It is interesting to see that most writers are suggesting that Cuba is not only on the mend, but pending growth. In spite of this, the USA embargo on Cuba is a considered antagonist in their business. What is wrong?

 Hilary Clinton made a point some years ago when she visited Cuba (or spoke to their delegates), that Cuba seemed to be tightly controlled country; controlled by the Castro brothers, Fidel and Raul. These brothers have an ulterior motive; when they control Cuba they control whatever is there in property, in business, in money, and culture. So much so, that Fidel Castro may be described as the “Oldest Terrorist”; which was written when the Castro brothers were at the pinnacle of their influence with Iran, Venezuela, and much of South America.

 Then a cargo of weapons moving through the Panama Canal, loaded in Cuba, was intercepted by Panamanian Police, who charged them dealing with the North Koreans by trading, and reconstructing arms. (Did we forget and forgive this act of terrorism?).

Then we see the relationship of Castro with Chavez, where Chavez supplied subsidized fuel, and Cuba had to pay with troops, doctors and other skilled personnel, after their agreements with the Soviets had expired.

In Venezuela’s current situation, Cuba under Maduro has added additional specialists in law and order, equipped as soldiers.

And of course the many Cubans, dissidents they were called, who disagreed with Castro’s manipulation of his country’s freedom, to-day they still see conspiracies and coup plots. On Tuesday, it was said that three air force generals had been arrested and accused of planning a military uprising in Venezuela, where Cuba controls security.

Still, the notion that Cuba’s future is at play in Venezuela is tempting hard-liners from both sides, including influential Cuban Americans, to polarize the conflict further, said Arturo López-Levy, a former Cuban security analyst who lectures at the University of Denver, now head of the Venezuelan Opposition. “Compromise is not a word in the lexicon of the Cuban revolution,” or of the Cuban exile community, Mr. López-Levy said.”

 “There is a civil society in Venezuela,” said Eugenio Yañez, a Cuban commentator and former academic who lives in Miami. “The Cuban opposition would love to be able to do what they’re doing in Venezuela, but they can’t.”

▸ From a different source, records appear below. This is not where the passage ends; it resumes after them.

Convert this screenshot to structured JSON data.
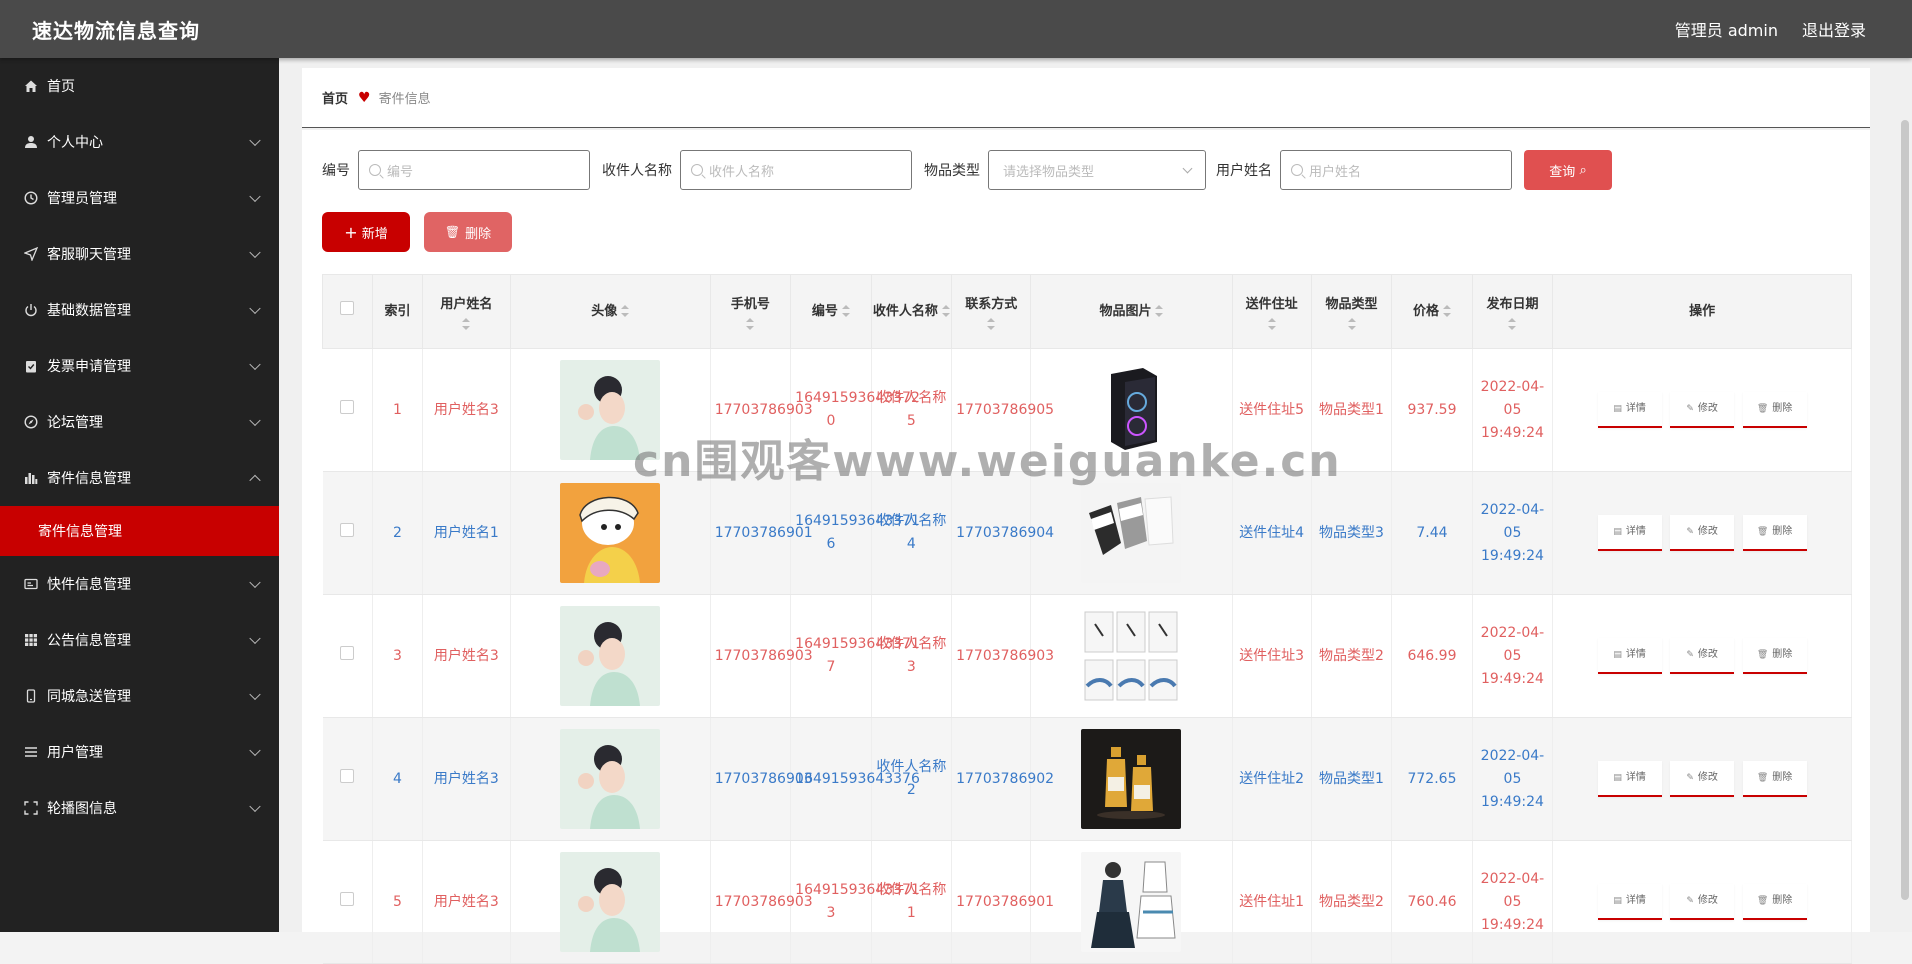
{
  "header": {
    "title": "速达物流信息查询",
    "admin": "管理员 admin",
    "logout": "退出登录"
  },
  "sidebar": {
    "items": [
      {
        "label": "首页",
        "icon": "home-icon"
      },
      {
        "label": "个人中心",
        "icon": "user-icon"
      },
      {
        "label": "管理员管理",
        "icon": "clock-icon"
      },
      {
        "label": "客服聊天管理",
        "icon": "send-icon"
      },
      {
        "label": "基础数据管理",
        "icon": "power-icon"
      },
      {
        "label": "发票申请管理",
        "icon": "clipboard-icon"
      },
      {
        "label": "论坛管理",
        "icon": "compass-icon"
      },
      {
        "label": "寄件信息管理",
        "icon": "bar-chart-icon"
      },
      {
        "label": "快件信息管理",
        "icon": "card-icon"
      },
      {
        "label": "公告信息管理",
        "icon": "grid-icon"
      },
      {
        "label": "同城急送管理",
        "icon": "phone-icon"
      },
      {
        "label": "用户管理",
        "icon": "list-icon"
      },
      {
        "label": "轮播图信息",
        "icon": "fullscreen-icon"
      }
    ],
    "active_sub": "寄件信息管理"
  },
  "breadcrumb": {
    "home": "首页",
    "current": "寄件信息"
  },
  "search": {
    "f1_label": "编号",
    "f1_placeholder": "编号",
    "f2_label": "收件人名称",
    "f2_placeholder": "收件人名称",
    "f3_label": "物品类型",
    "f3_placeholder": "请选择物品类型",
    "f4_label": "用户姓名",
    "f4_placeholder": "用户姓名",
    "query": "查询"
  },
  "actions": {
    "add": "新增",
    "delete": "删除"
  },
  "table": {
    "headers": {
      "index": "索引",
      "username": "用户姓名",
      "avatar": "头像",
      "phone": "手机号",
      "code": "编号",
      "receiver": "收件人名称",
      "contact": "联系方式",
      "item_img": "物品图片",
      "address": "送件住址",
      "type": "物品类型",
      "price": "价格",
      "date": "发布日期",
      "ops": "操作"
    },
    "op_labels": {
      "detail": "详情",
      "edit": "修改",
      "delete": "删除"
    },
    "rows": [
      {
        "index": "1",
        "username": "用户姓名3",
        "phone": "17703786903",
        "code": "16491593643372 0",
        "receiver": "收件人名称5",
        "contact": "17703786905",
        "address": "送件住址5",
        "type": "物品类型1",
        "price": "937.59",
        "date": "2022-04-05 19:49:24",
        "avatar": "woman-portrait",
        "item": "pc-case"
      },
      {
        "index": "2",
        "username": "用户姓名1",
        "phone": "17703786901",
        "code": "16491593643371 6",
        "receiver": "收件人名称4",
        "contact": "17703786904",
        "address": "送件住址4",
        "type": "物品类型3",
        "price": "7.44",
        "date": "2022-04-05 19:49:24",
        "avatar": "cartoon-boy",
        "item": "socks"
      },
      {
        "index": "3",
        "username": "用户姓名3",
        "phone": "17703786903",
        "code": "16491593643371 7",
        "receiver": "收件人名称3",
        "contact": "17703786903",
        "address": "送件住址3",
        "type": "物品类型2",
        "price": "646.99",
        "date": "2022-04-05 19:49:24",
        "avatar": "woman-portrait",
        "item": "shirts"
      },
      {
        "index": "4",
        "username": "用户姓名3",
        "phone": "17703786903",
        "code": "16491593643376",
        "receiver": "收件人名称2",
        "contact": "17703786902",
        "address": "送件住址2",
        "type": "物品类型1",
        "price": "772.65",
        "date": "2022-04-05 19:49:24",
        "avatar": "woman-portrait",
        "item": "bottles"
      },
      {
        "index": "5",
        "username": "用户姓名3",
        "phone": "17703786903",
        "code": "16491593643371 3",
        "receiver": "收件人名称1",
        "contact": "17703786901",
        "address": "送件住址1",
        "type": "物品类型2",
        "price": "760.46",
        "date": "2022-04-05 19:49:24",
        "avatar": "woman-portrait",
        "item": "dress-sketch"
      }
    ]
  },
  "watermark": "cn围观客www.weiguanke.cn",
  "colors": {
    "accent": "#c80000",
    "header_bg": "#4a4a4a",
    "sidebar_bg": "#222222",
    "red_text": "#e06060",
    "blue_text": "#3a7ac8"
  }
}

The greatest concern to Caribbean members (Caricom) is the support of Petro-Caribe, the Sales organization that manages distribution of Oil Supplies to most Caribbean Nations (including Jamaica). Set up by Chavez the oil is sold or distributed under very favourable terms including a discount to the Energy thirsty Caribbean. Should the Opposition in Venezuela come to power it is doubtful that this benefit would continue.

But the strongest Indictments come from Senator Marco Rubio, the junior senator from Miami, whose parents came to Miami from Cuba just the time of the Revolution, 1959. Senator Rubio is a member of the Legislature, and is very influential in the Cuban American Community in Florida. In response to many claims of efficient medical practice, he explains:

“The infant mortality rate is calculated on figures provided by the Government, who are not accurate in their reporting. If an infant lives only a few hours after birth, they are not counted as persons who ever lived. Children having problems in utero, are encouraged to abort, resulting in one of the highest abortion rates in the world. Skilled Doctors in Cuba would rather drive taxis, or work in a hotel, than be a doctor; their preference is to migrate to the USA or wherever the occupation is more lucrative.”

“Students who claim to be educated and are able to read, have no access to blogs, or the New York Times, or the Wall Street Journal, so while it is great to be literate, what’s the point when there is nothing to read?”

When asked about terrorism Rubio responded, ‘’Cuba is a state sponsor of terrorism.”                               


  (663 words)

(Ref: NY Times; var. op-eds)


Leave a Reply

Fill in your details below or click an icon to log in: Logo

You are commenting using your account. Log Out /  Change )

Google+ photo

You are commenting using your Google+ account. Log Out /  Change )

Twitter picture

You are commenting using your Twitter account. Log Out /  Change )

Facebook photo

You are commenting using your Facebook account. Log Out /  Change )


Connecting to %s